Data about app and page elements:

□ □ □ □ □ □ □

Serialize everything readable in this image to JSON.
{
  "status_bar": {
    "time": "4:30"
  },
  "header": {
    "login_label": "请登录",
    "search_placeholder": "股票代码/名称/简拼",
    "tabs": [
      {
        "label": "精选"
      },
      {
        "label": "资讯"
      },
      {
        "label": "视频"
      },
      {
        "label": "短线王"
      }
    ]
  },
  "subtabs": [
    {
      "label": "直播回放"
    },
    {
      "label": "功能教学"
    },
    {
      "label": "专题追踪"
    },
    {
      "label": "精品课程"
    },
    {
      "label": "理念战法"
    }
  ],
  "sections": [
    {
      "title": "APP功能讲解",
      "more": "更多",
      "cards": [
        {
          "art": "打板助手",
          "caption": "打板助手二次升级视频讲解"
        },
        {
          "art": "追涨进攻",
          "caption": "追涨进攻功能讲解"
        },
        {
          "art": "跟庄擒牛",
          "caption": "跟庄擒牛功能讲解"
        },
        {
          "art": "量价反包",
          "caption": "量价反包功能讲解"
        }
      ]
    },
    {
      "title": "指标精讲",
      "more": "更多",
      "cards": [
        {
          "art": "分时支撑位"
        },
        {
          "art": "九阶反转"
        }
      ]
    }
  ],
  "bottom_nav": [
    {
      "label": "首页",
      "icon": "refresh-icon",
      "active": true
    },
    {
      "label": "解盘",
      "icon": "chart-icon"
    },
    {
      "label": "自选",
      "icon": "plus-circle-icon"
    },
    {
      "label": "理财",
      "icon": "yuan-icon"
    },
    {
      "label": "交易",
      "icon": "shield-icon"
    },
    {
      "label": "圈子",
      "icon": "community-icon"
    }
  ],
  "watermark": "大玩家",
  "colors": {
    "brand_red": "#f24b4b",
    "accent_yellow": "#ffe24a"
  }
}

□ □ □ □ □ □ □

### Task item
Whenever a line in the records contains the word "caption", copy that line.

### Response to the task
          "caption": "打板助手二次升级视频讲解"
          "caption": "追涨进攻功能讲解"
          "caption": "跟庄擒牛功能讲解"
          "caption": "量价反包功能讲解"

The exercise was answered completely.